■ Exercise directions
In your copy, include no images, and write out every entry below exactly as it stands.

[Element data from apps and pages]
◆ ◆ ◆ ◆ ◆

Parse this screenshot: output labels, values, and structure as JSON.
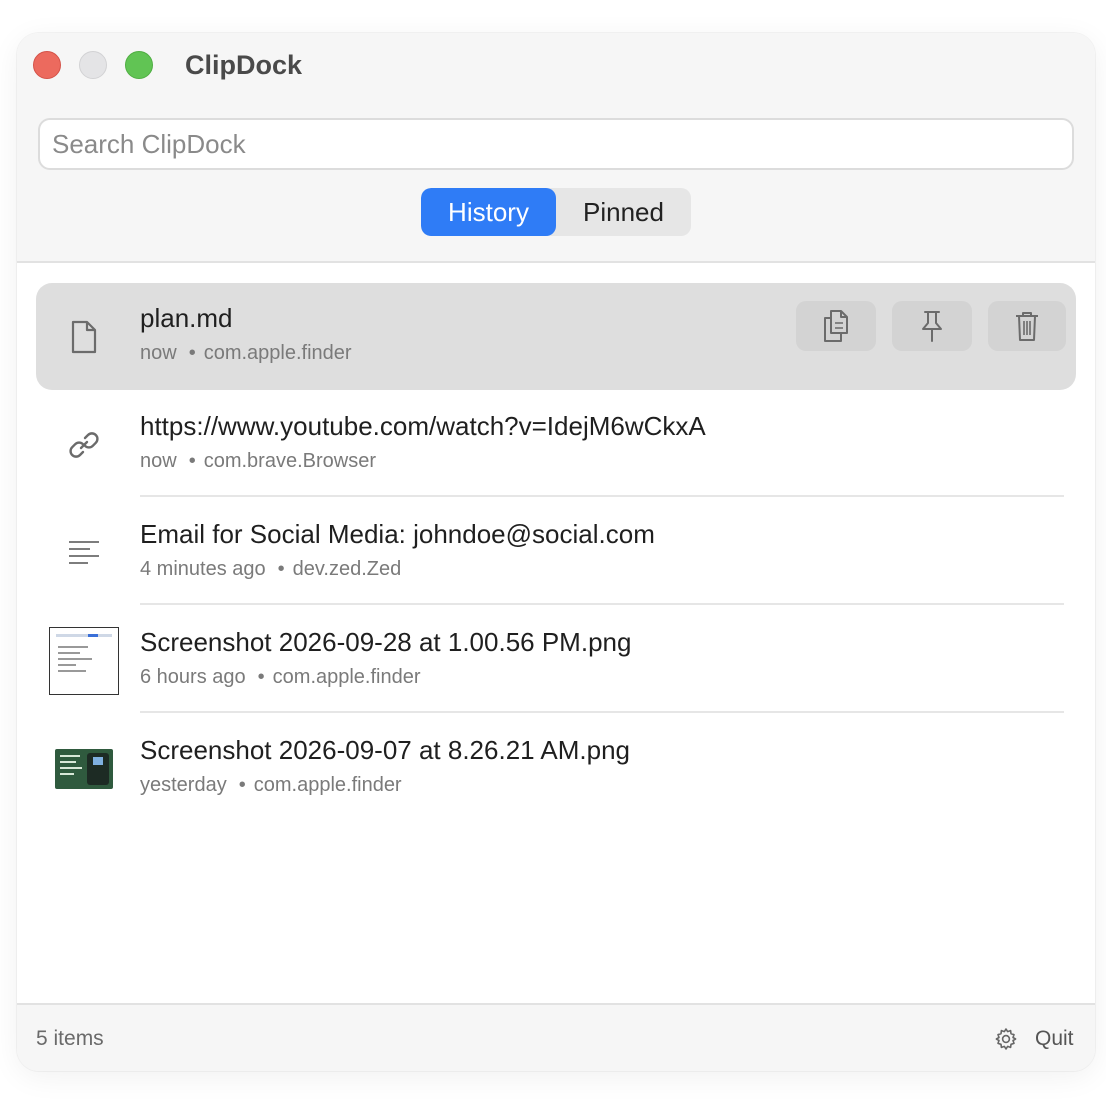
{
  "app": {
    "title": "ClipDock"
  },
  "search": {
    "placeholder": "Search ClipDock",
    "value": ""
  },
  "tabs": [
    {
      "label": "History",
      "active": true
    },
    {
      "label": "Pinned",
      "active": false
    }
  ],
  "items": [
    {
      "primary": "plan.md",
      "time": "now",
      "source": "com.apple.finder",
      "icon": "document-icon",
      "selected": true
    },
    {
      "primary": "https://www.youtube.com/watch?v=IdejM6wCkxA",
      "time": "now",
      "source": "com.brave.Browser",
      "icon": "link-icon"
    },
    {
      "primary": "Email for Social Media: johndoe@social.com",
      "time": "4 minutes ago",
      "source": "dev.zed.Zed",
      "icon": "text-lines-icon"
    },
    {
      "primary": "Screenshot 2026-09-28 at 1.00.56 PM.png",
      "time": "6 hours ago",
      "source": "com.apple.finder",
      "icon": "image-thumbnail"
    },
    {
      "primary": "Screenshot 2026-09-07 at 8.26.21 AM.png",
      "time": "yesterday",
      "source": "com.apple.finder",
      "icon": "image-thumbnail"
    }
  ],
  "row_actions": [
    "copy-icon",
    "pin-icon",
    "trash-icon"
  ],
  "footer": {
    "count": "5 items",
    "quit_label": "Quit"
  },
  "colors": {
    "accent": "#2f7cf6",
    "close": "#ec6a5e",
    "maximize": "#61c454"
  }
}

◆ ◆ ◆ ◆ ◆

■ Final answer
Parse this screenshot: output labels, values, and structure as JSON.
{
  "app": {
    "title": "ClipDock"
  },
  "search": {
    "placeholder": "Search ClipDock",
    "value": ""
  },
  "tabs": [
    {
      "label": "History",
      "active": true
    },
    {
      "label": "Pinned",
      "active": false
    }
  ],
  "items": [
    {
      "primary": "plan.md",
      "time": "now",
      "source": "com.apple.finder",
      "icon": "document-icon",
      "selected": true
    },
    {
      "primary": "https://www.youtube.com/watch?v=IdejM6wCkxA",
      "time": "now",
      "source": "com.brave.Browser",
      "icon": "link-icon"
    },
    {
      "primary": "Email for Social Media: johndoe@social.com",
      "time": "4 minutes ago",
      "source": "dev.zed.Zed",
      "icon": "text-lines-icon"
    },
    {
      "primary": "Screenshot 2026-09-28 at 1.00.56 PM.png",
      "time": "6 hours ago",
      "source": "com.apple.finder",
      "icon": "image-thumbnail"
    },
    {
      "primary": "Screenshot 2026-09-07 at 8.26.21 AM.png",
      "time": "yesterday",
      "source": "com.apple.finder",
      "icon": "image-thumbnail"
    }
  ],
  "row_actions": [
    "copy-icon",
    "pin-icon",
    "trash-icon"
  ],
  "footer": {
    "count": "5 items",
    "quit_label": "Quit"
  },
  "colors": {
    "accent": "#2f7cf6",
    "close": "#ec6a5e",
    "maximize": "#61c454"
  }
}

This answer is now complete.